China plans rail links with Pak, Central Asia for Silk Route
China is negotiating with Pakistan, Mongolia, Uzbekistan and Kyrgyzstan to build three connective railroads to revive the ancient Silk Route and improve regional trade on the economic belt, a pet project of President Xi Jinping.world Updated: Sep 03, 2014 18:07 IST
China is negotiating with Pakistan, Mongolia, Uzbekistan and Kyrgyzstan to build three connective railroads to revive the ancient Silk Route and improve regional trade on the economic belt, a pet project of President Xi Jinping.
Huang Shengqiang, head of the China Port Management Office, said Beijing has already opened 25 international airports and land ports as well as 12 special trade areas along the economic belt within the country.
It will continue to build regional freight stations and create more trading platforms with Pakistan, Kyrgyzstan, Mongolia and Nepal, Huang was quoted by the state-run China Daily as saying.
China is planning to build a maze of silk roads, including the Maritime Silk Road (MSR), the pet project of President Xi, for which India has already been invited to take part.
China wants India's participation in the BCIM (Bangladesh, China, India and Myanmar) corridor, one of the Silk road plans which connects India and China through Myanmar and a number of ports in the Asian region.
The final plans for these silk roads and the objectives were expected to be released in the next few months.
On Pakistan front, China has unveiled an ambitious China-Pakistan Economic Corridor project connecting the two countries through the Pakistan Occupied Kashmir (POK).
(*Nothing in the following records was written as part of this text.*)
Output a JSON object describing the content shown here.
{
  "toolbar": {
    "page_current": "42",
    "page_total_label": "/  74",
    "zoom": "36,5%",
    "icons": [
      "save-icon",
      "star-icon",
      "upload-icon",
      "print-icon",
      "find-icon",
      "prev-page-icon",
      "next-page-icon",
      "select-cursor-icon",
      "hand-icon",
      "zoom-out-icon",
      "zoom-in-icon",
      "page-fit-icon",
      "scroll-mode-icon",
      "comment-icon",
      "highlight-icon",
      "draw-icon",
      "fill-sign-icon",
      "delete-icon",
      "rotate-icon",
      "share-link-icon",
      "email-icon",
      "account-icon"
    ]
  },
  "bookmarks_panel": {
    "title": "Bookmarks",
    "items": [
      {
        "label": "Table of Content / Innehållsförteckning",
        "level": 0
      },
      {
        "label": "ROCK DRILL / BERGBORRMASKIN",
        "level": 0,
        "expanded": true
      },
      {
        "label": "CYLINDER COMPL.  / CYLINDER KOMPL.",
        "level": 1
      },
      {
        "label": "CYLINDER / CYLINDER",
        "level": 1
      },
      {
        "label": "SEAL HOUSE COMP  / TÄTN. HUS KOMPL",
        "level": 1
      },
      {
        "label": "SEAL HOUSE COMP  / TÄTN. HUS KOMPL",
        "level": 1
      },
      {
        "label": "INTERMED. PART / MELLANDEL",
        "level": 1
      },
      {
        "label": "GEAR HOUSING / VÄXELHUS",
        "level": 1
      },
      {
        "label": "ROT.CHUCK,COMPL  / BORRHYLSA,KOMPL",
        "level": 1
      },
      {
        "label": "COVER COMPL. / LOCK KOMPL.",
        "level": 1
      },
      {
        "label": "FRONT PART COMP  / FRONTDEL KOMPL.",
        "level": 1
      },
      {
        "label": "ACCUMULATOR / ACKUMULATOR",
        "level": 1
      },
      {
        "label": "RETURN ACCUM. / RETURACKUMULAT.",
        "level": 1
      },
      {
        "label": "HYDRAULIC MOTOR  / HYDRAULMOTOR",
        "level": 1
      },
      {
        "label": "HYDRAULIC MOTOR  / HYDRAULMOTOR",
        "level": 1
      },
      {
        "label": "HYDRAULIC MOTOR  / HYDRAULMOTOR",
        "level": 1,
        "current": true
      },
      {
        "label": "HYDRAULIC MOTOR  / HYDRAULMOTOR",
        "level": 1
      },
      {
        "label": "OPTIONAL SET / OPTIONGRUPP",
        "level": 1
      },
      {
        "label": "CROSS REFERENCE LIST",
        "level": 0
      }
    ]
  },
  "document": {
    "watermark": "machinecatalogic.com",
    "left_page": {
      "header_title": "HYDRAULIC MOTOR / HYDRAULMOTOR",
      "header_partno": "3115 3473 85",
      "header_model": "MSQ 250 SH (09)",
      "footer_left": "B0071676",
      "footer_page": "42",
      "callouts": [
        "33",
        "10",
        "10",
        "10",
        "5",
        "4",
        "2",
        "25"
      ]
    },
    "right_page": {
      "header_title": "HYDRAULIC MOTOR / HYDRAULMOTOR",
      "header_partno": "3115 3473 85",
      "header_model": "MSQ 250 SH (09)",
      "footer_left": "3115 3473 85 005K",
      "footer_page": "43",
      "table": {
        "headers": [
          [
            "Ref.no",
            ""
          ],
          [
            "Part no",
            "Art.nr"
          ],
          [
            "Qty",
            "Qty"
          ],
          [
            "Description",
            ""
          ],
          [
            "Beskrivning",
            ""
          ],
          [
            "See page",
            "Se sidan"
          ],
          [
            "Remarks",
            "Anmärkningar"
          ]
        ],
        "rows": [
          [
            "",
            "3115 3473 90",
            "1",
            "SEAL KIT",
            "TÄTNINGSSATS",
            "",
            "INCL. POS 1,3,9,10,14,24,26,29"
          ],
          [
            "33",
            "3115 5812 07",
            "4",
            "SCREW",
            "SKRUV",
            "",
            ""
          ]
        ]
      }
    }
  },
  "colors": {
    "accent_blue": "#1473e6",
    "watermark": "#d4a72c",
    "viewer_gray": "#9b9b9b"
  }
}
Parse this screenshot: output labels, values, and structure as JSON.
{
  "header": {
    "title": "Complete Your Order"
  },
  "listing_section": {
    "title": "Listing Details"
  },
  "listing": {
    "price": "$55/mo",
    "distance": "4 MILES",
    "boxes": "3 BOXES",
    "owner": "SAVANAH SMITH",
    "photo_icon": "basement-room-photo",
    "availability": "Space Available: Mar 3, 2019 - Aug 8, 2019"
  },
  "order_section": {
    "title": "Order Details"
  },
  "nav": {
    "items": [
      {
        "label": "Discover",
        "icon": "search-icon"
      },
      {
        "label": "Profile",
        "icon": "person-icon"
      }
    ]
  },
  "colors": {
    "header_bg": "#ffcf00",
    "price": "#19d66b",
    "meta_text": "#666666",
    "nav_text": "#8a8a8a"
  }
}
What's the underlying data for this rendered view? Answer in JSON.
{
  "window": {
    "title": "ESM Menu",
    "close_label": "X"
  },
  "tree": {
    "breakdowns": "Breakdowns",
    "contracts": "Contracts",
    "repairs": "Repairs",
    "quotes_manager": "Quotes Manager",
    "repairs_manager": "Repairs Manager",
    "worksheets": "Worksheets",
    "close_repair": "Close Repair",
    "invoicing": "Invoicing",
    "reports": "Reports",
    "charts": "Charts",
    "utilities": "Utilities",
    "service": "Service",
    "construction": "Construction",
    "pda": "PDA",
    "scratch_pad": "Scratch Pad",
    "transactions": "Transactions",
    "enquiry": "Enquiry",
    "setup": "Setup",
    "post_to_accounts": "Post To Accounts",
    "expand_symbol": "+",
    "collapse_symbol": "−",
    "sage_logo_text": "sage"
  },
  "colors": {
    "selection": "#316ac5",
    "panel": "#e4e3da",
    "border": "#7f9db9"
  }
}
The multi-billion dollar project aims to connect the two countries with rail, road, oil and gas pipelines besides optic fibre links.
China will make every effort to advance major cooperation projects that have been signed with countries along the Silk Road Economic Belt to bring tangible results to local residents, Vice-Premier Wang Yang said yesterday at China-Eurasia Expo at Urumqi.
The economic belt, which comprises more than 50 countries and could benefit more than 3.8 billion people, requires countries to work together to develop trade and lay out goals one step at a time, he said.